**TASK DETAILS**: Each line of the entries below that holds "JSON" is needed, copied in full.

**GIVEN ENTRIES**:
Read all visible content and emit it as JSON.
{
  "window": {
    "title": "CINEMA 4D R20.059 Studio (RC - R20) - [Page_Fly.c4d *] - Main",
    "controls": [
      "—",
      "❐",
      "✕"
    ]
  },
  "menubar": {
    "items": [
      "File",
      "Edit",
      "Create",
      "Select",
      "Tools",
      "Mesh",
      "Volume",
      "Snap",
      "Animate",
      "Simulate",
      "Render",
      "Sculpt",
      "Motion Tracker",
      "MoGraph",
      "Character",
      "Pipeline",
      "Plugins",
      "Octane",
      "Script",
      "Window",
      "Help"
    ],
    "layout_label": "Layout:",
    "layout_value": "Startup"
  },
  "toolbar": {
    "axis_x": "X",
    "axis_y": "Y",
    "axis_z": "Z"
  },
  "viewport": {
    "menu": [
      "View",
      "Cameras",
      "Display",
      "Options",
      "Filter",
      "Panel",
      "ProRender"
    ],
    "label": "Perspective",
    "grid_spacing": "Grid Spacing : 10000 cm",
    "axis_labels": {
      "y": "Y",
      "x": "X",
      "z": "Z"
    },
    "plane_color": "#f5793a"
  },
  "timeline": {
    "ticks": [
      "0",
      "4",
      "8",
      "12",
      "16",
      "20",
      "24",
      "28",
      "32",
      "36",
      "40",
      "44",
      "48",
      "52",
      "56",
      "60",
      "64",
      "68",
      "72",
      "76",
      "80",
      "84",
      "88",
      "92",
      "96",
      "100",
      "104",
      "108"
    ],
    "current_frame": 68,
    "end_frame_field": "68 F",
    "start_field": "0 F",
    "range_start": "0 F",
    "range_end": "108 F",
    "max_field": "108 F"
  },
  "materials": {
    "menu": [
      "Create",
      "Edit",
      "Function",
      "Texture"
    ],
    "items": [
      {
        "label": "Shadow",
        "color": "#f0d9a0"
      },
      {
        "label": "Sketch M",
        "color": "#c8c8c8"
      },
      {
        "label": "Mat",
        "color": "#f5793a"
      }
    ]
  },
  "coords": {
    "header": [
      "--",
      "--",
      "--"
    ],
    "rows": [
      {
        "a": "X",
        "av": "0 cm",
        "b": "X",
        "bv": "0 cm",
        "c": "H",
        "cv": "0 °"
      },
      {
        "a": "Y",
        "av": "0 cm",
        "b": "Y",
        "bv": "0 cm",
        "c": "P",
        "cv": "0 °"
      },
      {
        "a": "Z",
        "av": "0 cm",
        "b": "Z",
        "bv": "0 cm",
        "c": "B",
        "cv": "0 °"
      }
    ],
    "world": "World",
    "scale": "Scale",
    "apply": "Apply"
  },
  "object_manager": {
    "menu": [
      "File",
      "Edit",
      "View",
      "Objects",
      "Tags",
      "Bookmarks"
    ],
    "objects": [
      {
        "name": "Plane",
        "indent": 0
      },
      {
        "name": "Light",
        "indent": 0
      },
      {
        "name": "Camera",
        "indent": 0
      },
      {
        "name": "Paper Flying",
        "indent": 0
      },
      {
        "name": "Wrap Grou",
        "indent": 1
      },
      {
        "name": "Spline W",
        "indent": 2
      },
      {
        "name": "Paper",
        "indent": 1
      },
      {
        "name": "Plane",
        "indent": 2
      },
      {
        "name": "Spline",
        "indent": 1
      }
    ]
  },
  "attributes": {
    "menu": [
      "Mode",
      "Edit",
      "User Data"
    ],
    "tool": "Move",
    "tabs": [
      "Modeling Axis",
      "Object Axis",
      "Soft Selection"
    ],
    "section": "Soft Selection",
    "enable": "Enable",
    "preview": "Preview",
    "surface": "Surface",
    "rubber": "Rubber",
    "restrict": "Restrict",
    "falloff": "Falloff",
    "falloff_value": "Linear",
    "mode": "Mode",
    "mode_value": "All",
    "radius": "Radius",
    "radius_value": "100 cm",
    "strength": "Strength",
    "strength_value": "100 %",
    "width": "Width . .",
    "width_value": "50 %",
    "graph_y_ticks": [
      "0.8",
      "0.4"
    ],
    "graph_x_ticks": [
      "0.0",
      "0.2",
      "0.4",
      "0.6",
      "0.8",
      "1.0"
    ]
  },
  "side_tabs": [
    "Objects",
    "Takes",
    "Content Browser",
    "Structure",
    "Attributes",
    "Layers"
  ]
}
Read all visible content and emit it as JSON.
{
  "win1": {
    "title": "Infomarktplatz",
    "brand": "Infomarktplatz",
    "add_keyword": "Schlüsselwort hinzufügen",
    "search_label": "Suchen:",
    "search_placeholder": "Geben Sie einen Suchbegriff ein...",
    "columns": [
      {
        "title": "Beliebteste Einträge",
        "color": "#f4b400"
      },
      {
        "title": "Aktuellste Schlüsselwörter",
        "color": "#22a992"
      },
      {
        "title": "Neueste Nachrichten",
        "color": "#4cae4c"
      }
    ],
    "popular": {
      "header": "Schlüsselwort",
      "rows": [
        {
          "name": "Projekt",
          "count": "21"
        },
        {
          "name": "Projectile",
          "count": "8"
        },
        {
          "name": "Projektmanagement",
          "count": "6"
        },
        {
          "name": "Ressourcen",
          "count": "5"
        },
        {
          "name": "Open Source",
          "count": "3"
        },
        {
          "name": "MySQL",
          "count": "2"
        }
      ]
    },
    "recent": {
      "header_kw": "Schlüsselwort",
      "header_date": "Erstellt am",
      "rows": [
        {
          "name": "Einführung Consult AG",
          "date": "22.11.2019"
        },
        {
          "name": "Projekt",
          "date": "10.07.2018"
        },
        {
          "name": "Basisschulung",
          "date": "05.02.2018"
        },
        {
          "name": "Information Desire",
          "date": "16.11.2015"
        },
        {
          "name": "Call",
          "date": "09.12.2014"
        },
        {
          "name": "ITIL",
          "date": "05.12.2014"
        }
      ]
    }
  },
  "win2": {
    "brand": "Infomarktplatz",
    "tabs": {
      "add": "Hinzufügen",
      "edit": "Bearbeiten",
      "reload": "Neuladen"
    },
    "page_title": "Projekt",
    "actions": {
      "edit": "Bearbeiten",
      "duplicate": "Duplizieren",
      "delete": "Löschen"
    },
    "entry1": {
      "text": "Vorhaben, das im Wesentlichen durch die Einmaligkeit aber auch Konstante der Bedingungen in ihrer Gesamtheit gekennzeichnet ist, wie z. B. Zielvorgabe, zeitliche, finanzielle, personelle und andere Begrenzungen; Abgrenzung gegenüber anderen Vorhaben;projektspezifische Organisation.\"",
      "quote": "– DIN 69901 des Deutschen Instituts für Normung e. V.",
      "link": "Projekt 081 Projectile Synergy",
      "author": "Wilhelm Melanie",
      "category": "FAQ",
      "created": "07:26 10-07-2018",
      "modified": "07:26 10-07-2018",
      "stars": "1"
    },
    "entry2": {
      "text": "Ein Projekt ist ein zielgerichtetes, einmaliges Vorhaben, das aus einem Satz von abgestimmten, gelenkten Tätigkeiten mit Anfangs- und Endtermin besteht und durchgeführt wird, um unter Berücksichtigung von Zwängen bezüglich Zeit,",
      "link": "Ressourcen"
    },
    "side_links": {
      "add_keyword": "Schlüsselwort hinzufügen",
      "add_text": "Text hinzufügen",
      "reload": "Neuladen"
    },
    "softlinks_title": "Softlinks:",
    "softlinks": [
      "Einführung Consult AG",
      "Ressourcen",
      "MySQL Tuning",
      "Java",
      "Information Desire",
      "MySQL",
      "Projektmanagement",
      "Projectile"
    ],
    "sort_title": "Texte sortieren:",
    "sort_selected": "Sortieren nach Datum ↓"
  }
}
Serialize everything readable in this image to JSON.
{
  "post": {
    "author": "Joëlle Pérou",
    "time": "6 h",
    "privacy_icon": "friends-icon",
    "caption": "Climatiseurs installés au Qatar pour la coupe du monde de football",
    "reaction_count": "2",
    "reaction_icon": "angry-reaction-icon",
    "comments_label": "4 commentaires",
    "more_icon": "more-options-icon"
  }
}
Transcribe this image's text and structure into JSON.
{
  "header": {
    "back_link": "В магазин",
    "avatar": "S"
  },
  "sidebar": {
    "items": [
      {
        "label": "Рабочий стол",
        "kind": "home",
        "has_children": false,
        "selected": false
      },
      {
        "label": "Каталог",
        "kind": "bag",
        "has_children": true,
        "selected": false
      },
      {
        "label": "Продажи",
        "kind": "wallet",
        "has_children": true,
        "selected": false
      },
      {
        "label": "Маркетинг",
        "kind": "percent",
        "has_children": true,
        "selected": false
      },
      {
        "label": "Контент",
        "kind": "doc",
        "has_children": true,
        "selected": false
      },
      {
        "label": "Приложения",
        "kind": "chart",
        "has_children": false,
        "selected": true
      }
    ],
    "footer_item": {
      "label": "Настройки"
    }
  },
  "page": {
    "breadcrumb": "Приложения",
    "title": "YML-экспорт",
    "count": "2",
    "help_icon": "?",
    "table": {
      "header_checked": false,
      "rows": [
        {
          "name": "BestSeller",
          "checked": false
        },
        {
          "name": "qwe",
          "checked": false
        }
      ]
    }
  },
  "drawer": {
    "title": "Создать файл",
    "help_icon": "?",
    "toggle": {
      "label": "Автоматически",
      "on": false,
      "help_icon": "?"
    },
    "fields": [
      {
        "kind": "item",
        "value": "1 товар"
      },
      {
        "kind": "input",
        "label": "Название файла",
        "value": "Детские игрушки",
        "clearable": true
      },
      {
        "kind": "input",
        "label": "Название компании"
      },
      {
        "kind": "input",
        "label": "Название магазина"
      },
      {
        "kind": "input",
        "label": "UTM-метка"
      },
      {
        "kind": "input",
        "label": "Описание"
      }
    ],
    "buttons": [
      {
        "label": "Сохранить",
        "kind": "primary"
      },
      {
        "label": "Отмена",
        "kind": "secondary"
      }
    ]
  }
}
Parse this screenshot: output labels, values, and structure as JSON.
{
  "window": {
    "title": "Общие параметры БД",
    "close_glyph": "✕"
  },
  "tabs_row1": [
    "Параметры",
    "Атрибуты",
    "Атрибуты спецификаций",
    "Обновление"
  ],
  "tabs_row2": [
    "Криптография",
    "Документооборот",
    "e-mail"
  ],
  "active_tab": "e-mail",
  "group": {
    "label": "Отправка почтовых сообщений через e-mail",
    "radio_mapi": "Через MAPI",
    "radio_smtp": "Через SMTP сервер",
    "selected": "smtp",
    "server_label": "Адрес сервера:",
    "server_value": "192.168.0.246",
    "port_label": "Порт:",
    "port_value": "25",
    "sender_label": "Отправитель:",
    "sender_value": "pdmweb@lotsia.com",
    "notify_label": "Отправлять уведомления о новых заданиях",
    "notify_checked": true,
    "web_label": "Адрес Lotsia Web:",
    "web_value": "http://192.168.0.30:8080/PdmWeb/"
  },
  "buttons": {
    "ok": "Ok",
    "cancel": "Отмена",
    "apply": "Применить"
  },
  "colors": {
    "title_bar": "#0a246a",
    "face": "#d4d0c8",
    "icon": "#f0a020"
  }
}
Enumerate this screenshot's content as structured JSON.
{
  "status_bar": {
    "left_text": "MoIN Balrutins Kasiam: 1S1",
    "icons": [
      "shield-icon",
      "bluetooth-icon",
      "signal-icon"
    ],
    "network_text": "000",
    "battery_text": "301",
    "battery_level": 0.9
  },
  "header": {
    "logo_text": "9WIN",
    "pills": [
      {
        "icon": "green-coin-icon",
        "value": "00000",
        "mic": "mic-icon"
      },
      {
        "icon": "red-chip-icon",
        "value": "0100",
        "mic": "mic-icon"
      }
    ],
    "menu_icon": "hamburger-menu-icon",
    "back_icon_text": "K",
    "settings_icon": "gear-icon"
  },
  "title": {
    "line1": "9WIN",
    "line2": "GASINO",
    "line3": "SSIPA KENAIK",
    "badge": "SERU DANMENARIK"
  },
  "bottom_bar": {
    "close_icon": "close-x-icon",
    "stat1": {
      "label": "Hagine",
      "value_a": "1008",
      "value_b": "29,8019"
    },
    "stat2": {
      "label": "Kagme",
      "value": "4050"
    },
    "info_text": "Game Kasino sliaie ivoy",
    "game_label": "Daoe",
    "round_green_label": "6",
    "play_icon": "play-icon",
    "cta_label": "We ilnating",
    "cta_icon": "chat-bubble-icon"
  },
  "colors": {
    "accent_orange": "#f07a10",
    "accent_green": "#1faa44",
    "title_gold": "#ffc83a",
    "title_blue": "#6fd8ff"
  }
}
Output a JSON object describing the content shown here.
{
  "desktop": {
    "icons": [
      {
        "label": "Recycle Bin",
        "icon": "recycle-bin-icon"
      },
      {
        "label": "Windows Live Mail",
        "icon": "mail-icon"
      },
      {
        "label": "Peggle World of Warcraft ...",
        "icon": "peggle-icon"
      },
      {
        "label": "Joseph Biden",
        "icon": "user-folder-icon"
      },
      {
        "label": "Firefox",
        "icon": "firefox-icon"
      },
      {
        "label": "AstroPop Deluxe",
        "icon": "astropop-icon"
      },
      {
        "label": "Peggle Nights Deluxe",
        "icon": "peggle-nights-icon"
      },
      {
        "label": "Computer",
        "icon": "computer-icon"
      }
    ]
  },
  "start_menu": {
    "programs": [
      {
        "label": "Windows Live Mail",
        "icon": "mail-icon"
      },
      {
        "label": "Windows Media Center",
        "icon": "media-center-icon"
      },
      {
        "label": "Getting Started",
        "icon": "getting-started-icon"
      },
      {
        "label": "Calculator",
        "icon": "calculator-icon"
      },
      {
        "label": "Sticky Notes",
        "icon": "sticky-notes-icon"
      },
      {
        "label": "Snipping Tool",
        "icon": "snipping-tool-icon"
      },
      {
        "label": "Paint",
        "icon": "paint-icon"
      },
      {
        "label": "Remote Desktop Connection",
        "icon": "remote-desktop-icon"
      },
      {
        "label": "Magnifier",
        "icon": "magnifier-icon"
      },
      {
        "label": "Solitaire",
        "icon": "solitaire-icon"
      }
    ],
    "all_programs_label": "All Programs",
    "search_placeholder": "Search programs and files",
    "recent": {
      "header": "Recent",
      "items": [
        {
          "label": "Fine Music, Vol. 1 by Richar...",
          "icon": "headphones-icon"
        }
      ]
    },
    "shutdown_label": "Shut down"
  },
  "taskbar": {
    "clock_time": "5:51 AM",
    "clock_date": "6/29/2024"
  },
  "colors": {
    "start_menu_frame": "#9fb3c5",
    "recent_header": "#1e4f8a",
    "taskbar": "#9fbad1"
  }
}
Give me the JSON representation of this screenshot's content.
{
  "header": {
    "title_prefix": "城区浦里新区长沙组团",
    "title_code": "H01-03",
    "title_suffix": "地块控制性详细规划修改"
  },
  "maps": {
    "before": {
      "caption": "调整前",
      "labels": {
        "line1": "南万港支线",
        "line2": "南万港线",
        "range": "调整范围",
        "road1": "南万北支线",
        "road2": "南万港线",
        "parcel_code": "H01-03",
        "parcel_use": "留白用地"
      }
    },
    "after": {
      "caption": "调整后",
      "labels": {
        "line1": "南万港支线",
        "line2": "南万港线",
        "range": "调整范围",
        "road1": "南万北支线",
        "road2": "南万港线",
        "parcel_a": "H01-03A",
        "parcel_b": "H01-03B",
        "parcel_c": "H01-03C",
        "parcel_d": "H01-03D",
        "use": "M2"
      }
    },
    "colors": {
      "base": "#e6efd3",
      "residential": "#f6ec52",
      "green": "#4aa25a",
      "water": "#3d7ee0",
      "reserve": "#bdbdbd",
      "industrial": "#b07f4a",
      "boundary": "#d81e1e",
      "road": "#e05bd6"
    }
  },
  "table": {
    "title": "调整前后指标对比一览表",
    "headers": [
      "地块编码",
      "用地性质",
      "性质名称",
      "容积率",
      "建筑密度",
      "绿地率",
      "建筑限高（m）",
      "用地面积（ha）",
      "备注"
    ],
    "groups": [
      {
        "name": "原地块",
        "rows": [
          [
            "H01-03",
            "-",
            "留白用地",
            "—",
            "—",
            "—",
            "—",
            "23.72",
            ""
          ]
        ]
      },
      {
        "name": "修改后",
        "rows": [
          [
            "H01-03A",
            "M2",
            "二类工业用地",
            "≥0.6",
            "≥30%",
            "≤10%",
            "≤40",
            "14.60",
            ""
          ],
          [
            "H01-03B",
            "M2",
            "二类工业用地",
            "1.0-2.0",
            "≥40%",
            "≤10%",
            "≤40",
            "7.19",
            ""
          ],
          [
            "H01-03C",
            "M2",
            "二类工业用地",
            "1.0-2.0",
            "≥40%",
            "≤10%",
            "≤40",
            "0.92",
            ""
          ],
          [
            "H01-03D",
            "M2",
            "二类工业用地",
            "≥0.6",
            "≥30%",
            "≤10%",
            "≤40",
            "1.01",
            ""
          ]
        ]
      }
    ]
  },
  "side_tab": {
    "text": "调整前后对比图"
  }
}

**REPLY**:
Read all visible content and emit it as JSON.
Read all visible content and emit it as JSON.
Serialize everything readable in this image to JSON.
Transcribe this image's text and structure into JSON.
Parse this screenshot: output labels, values, and structure as JSON.
Enumerate this screenshot's content as structured JSON.
Output a JSON object describing the content shown here.
Give me the JSON representation of this screenshot's content.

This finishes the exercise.